If a member of your family is diagnosed with schizophrenia, going through treatment and life all together is difficult. You will see this person at low points, high points, and in need of help and encouragement. You should do your best to stick by them to encourage their improvement. Here are some things you can do:
- Patience and acceptance of their disorder: This will help your loved one, your family and your friends deal with the challenges of this disorder, while still enjoying life. Symptoms can change over time, but the disorder will stay present. Episodes of delusion won’t go away with reasoning, so instead, empathize with that person’s feelings. Recovery is not a short process. Setting realistic expectations and helping your loved one set reasonable goals is what will be more helpful.
- Ask your family member if they are thinking about hurting themselves: About 40 of 100 people with schizophrenia attempt suicide. 10 of them are successful. It is something you should not be afraid to talk about openly.

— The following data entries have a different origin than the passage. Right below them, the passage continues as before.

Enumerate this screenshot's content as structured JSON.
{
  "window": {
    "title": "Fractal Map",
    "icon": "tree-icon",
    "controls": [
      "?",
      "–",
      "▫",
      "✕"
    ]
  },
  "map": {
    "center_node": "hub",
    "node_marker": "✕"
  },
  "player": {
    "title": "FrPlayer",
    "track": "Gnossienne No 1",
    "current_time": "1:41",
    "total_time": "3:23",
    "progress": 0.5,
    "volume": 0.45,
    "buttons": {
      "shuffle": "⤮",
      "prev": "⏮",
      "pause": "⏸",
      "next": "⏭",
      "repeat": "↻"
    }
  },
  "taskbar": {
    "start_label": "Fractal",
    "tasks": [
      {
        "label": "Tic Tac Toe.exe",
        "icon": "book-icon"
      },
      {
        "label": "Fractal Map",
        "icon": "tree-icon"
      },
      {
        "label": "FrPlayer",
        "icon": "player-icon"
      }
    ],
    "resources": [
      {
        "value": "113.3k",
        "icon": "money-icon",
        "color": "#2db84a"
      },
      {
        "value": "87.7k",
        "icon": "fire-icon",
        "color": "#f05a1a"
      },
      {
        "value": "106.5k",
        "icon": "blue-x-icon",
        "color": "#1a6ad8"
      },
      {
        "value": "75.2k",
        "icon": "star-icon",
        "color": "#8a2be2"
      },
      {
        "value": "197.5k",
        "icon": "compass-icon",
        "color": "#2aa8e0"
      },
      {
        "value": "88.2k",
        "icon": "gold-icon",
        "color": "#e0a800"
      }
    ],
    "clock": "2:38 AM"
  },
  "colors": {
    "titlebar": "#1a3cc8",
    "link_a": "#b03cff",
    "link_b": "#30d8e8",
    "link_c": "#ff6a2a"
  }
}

- Learn about schizophrenia and participate in treatment: According to research, being involved in a family member’s treatment and learning about schizophrenia can help in their recovery. Your knowledge can help you better support your family member with managing symptoms, handling setbacks, and working towards recovery. You should look into psychoeducation for families. This can be very helpful.

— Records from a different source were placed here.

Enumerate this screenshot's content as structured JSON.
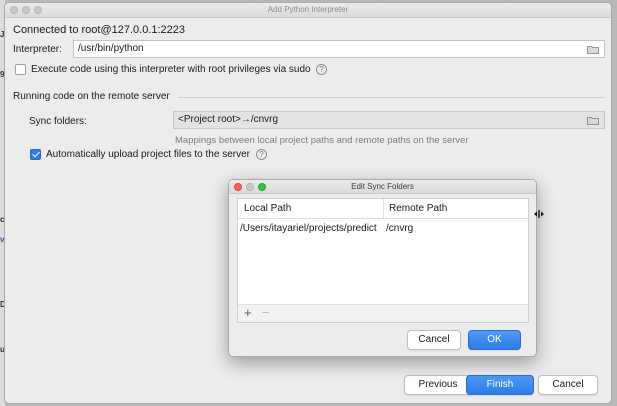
{
  "window": {
    "title": "Add Python Interpreter"
  },
  "connection": {
    "text": "Connected to root@127.0.0.1:2223"
  },
  "interpreter": {
    "label": "Interpreter:",
    "value": "/usr/bin/python"
  },
  "sudo_option": {
    "label": "Execute code using this interpreter with root privileges via sudo",
    "checked": false
  },
  "remote_section": {
    "heading": "Running code on the remote server"
  },
  "sync_folders": {
    "label": "Sync folders:",
    "value": "<Project root>→/cnvrg",
    "hint": "Mappings between local project paths and remote paths on the server"
  },
  "auto_upload": {
    "label": "Automatically upload project files to the server",
    "checked": true
  },
  "help_glyph": "?",
  "edit_sync_dialog": {
    "title": "Edit Sync Folders",
    "columns": [
      "Local Path",
      "Remote Path"
    ],
    "rows": [
      {
        "local": "/Users/itayariel/projects/predict",
        "remote": "/cnvrg"
      }
    ],
    "add_glyph": "+",
    "remove_glyph": "−",
    "cancel_label": "Cancel",
    "ok_label": "OK"
  },
  "footer": {
    "previous_label": "Previous",
    "finish_label": "Finish",
    "cancel_label": "Cancel"
  },
  "colors": {
    "accent": "#2b7ae8",
    "window_bg": "#ececec",
    "desktop_bg": "#b8b8b8"
  },
  "icons": [
    "folder-icon",
    "help-icon",
    "checkbox-icon",
    "add-icon",
    "remove-icon",
    "resize-cursor-icon"
  ]
}
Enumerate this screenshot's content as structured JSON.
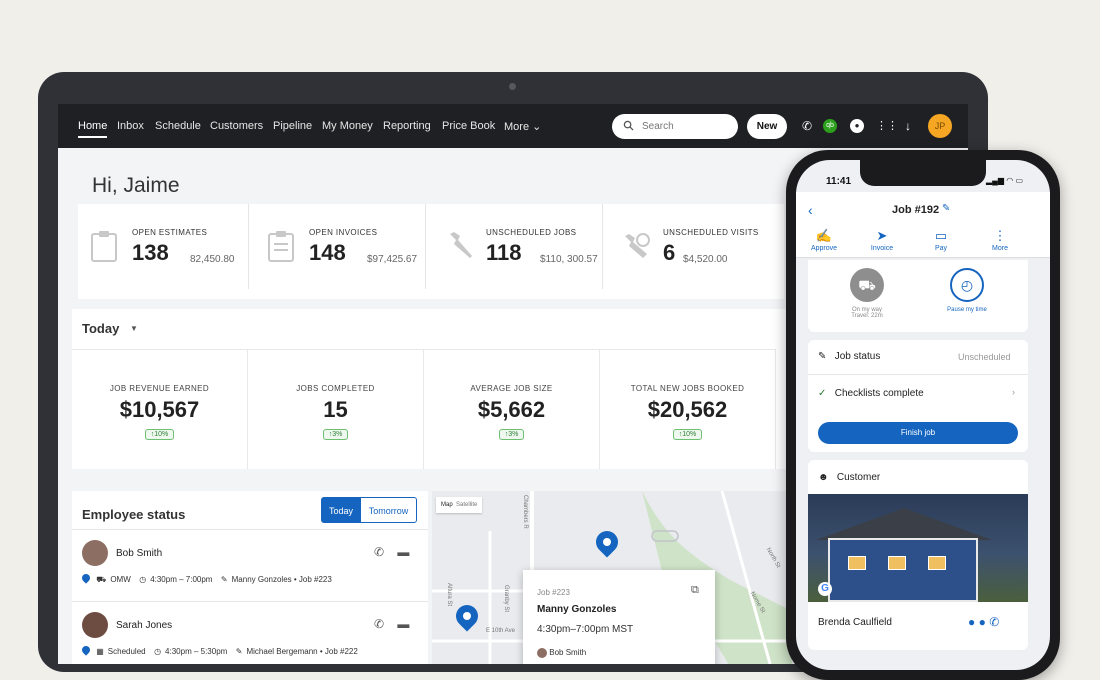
{
  "nav": {
    "items": [
      "Home",
      "Inbox",
      "Schedule",
      "Customers",
      "Pipeline",
      "My Money",
      "Reporting",
      "Price Book",
      "More"
    ],
    "search_placeholder": "Search",
    "new_label": "New",
    "avatar_initials": "JP",
    "icons": [
      "phone-icon",
      "quickbooks-icon",
      "location-icon",
      "apps-grid-icon",
      "download-icon"
    ]
  },
  "greeting": "Hi, Jaime",
  "stats": [
    {
      "label": "OPEN ESTIMATES",
      "count": "138",
      "amount": "82,450.80",
      "icon": "clipboard-icon"
    },
    {
      "label": "OPEN INVOICES",
      "count": "148",
      "amount": "$97,425.67",
      "icon": "invoice-icon"
    },
    {
      "label": "UNSCHEDULED JOBS",
      "count": "118",
      "amount": "$110, 300.57",
      "icon": "wrench-icon"
    },
    {
      "label": "UNSCHEDULED VISITS",
      "count": "6",
      "amount": "$4,520.00",
      "icon": "visit-icon"
    }
  ],
  "today": {
    "label": "Today",
    "kpis": [
      {
        "label": "JOB REVENUE EARNED",
        "value": "$10,567",
        "change": "↑10%"
      },
      {
        "label": "JOBS COMPLETED",
        "value": "15",
        "change": "↑3%"
      },
      {
        "label": "AVERAGE JOB SIZE",
        "value": "$5,662",
        "change": "↑3%"
      },
      {
        "label": "TOTAL NEW JOBS BOOKED",
        "value": "$20,562",
        "change": "↑10%"
      }
    ]
  },
  "employee_status": {
    "title": "Employee status",
    "tabs": [
      "Today",
      "Tomorrow"
    ],
    "rows": [
      {
        "name": "Bob Smith",
        "status": "OMW",
        "time": "4:30pm – 7:00pm",
        "job": "Manny Gonzoles • Job #223"
      },
      {
        "name": "Sarah Jones",
        "status": "Scheduled",
        "time": "4:30pm – 5:30pm",
        "job": "Michael Bergemann • Job #222"
      }
    ]
  },
  "map": {
    "tabs": [
      "Map",
      "Satellite"
    ],
    "streets": [
      "Chambers R",
      "Altura St",
      "Granby St",
      "E 10th Ave",
      "North St",
      "Nome St"
    ],
    "popup": {
      "job": "Job #223",
      "name": "Manny Gonzoles",
      "time": "4:30pm–7:00pm MST",
      "tech": "Bob Smith"
    }
  },
  "phone": {
    "time": "11:41",
    "title": "Job #192",
    "actions": [
      "Approve",
      "Invoice",
      "Pay",
      "More"
    ],
    "on_my_way": "On my way",
    "travel": "Travel: 22m",
    "pause": "Pause my time",
    "job_status_label": "Job status",
    "job_status_value": "Unscheduled",
    "checklists": "Checklists complete",
    "finish": "Finish job",
    "customer_label": "Customer",
    "customer_name": "Brenda Caulfield"
  }
}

- Encourage the use of medication: It is important for your loved one to use their medication regularly. This can reduce the chance of relapses. Side effects are serious and they can make your loved one stop using medication. However you should encourage your loved one to talk to their prescriber about the side effects. By knowing about them beforehand, they will increase the chances of finding the medication that is right for your loved one. You can help research side effects and different medications too.
- Watch for signs of relapse: This disorder can come and go. You may see your loved one show improvement and decline. You should be prepared for times of relapse. When possible, you should work with them to establish a crisis plan and a plan on how to handle potential relapse warning signs.
- Stay hopeful: Stay positive. There are people with schizophrenia that recover and live full, healthy, and productive lives. Find ways to have fun and enjoy life with your loved one. By seeing you happy, it can give them hope as well.
Are you or a loved one living with Schizophrenia? Contact Segal Institute today at 1-877-734-2588 to learn more or see if you qualify at: http://studies.segaltrials.com/request-a-prescreen/